Leave the images aside and output every entry exactly.
══════════════════════════════
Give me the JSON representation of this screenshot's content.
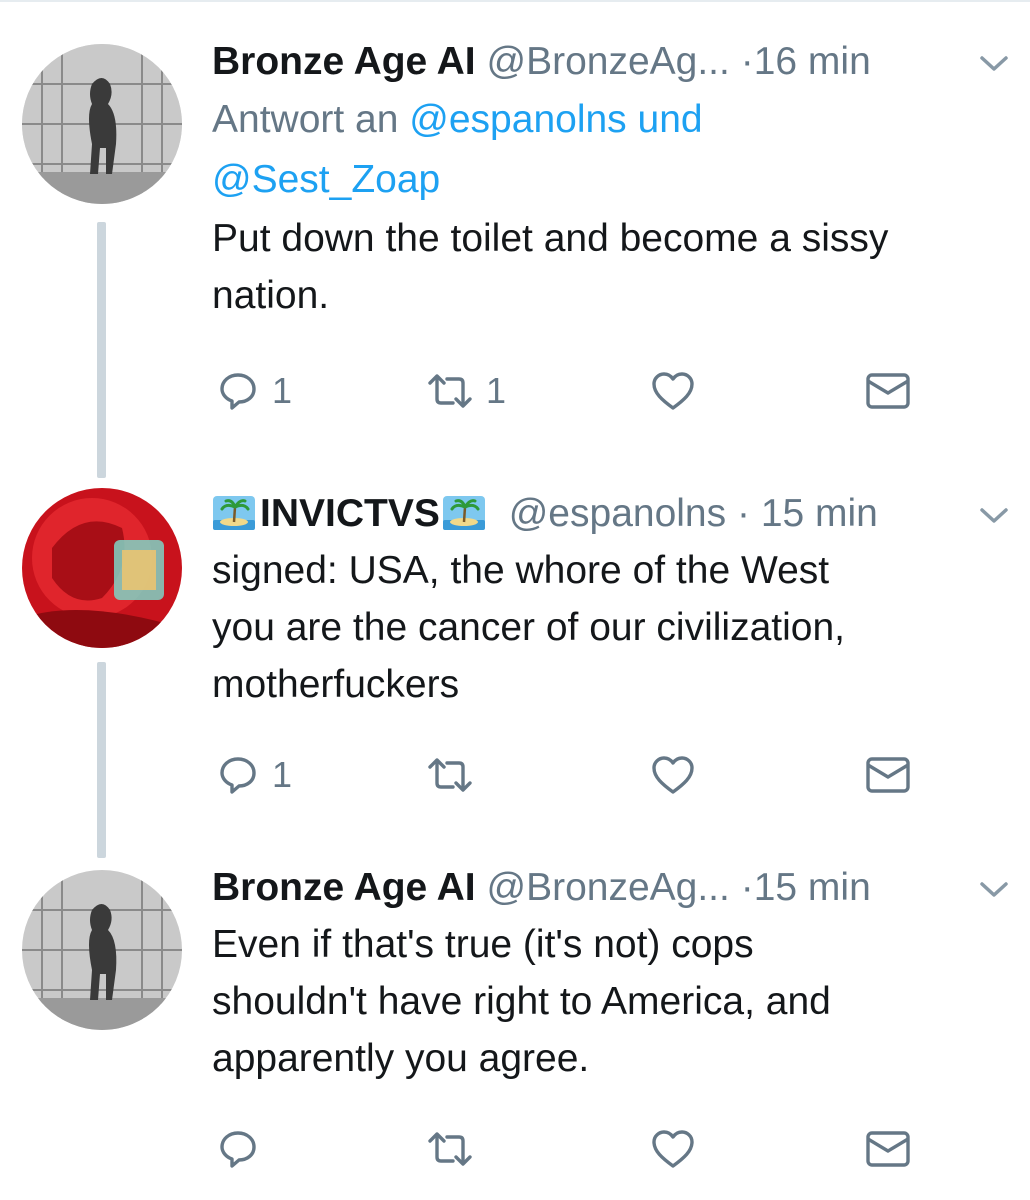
{
  "tweets": [
    {
      "name": "Bronze Age AI",
      "handle": "@BronzeAg...",
      "time": "16 min",
      "reply_prefix": "Antwort an ",
      "reply_mentions": "@espanolns und",
      "reply_mentions_line2": "@Sest_Zoap",
      "text_lines": [
        "Put down the toilet and become a sissy",
        "nation."
      ],
      "actions": {
        "reply_count": "1",
        "retweet_count": "1",
        "like_count": ""
      }
    },
    {
      "name": "INVICTVS",
      "handle": "@espanolns",
      "time": "15 min",
      "name_emoji": "desert-island-icon",
      "text_lines": [
        "signed: USA, the whore of the West",
        "you are the cancer of our civilization,",
        "motherfuckers"
      ],
      "actions": {
        "reply_count": "1",
        "retweet_count": "",
        "like_count": ""
      }
    },
    {
      "name": "Bronze Age AI",
      "handle": "@BronzeAg...",
      "time": "15 min",
      "text_lines": [
        "Even if that's true (it's not) cops",
        "shouldn't have right to America, and",
        "apparently you agree."
      ],
      "actions": {
        "reply_count": "",
        "retweet_count": "",
        "like_count": ""
      }
    }
  ],
  "separator": "·",
  "colors": {
    "text": "#14171a",
    "secondary": "#657786",
    "mention": "#1da1f2",
    "thread_line": "#ccd6dd"
  }
}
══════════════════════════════
[ANSWER TO THE EXERCISE]
Give me the JSON representation of this screenshot's content.
{
  "tweets": [
    {
      "name": "Bronze Age AI",
      "handle": "@BronzeAg...",
      "time": "16 min",
      "reply_prefix": "Antwort an ",
      "reply_mentions": "@espanolns und",
      "reply_mentions_line2": "@Sest_Zoap",
      "text_lines": [
        "Put down the toilet and become a sissy",
        "nation."
      ],
      "actions": {
        "reply_count": "1",
        "retweet_count": "1",
        "like_count": ""
      }
    },
    {
      "name": "INVICTVS",
      "handle": "@espanolns",
      "time": "15 min",
      "name_emoji": "desert-island-icon",
      "text_lines": [
        "signed: USA, the whore of the West",
        "you are the cancer of our civilization,",
        "motherfuckers"
      ],
      "actions": {
        "reply_count": "1",
        "retweet_count": "",
        "like_count": ""
      }
    },
    {
      "name": "Bronze Age AI",
      "handle": "@BronzeAg...",
      "time": "15 min",
      "text_lines": [
        "Even if that's true (it's not) cops",
        "shouldn't have right to America, and",
        "apparently you agree."
      ],
      "actions": {
        "reply_count": "",
        "retweet_count": "",
        "like_count": ""
      }
    }
  ],
  "separator": "·",
  "colors": {
    "text": "#14171a",
    "secondary": "#657786",
    "mention": "#1da1f2",
    "thread_line": "#ccd6dd"
  }
}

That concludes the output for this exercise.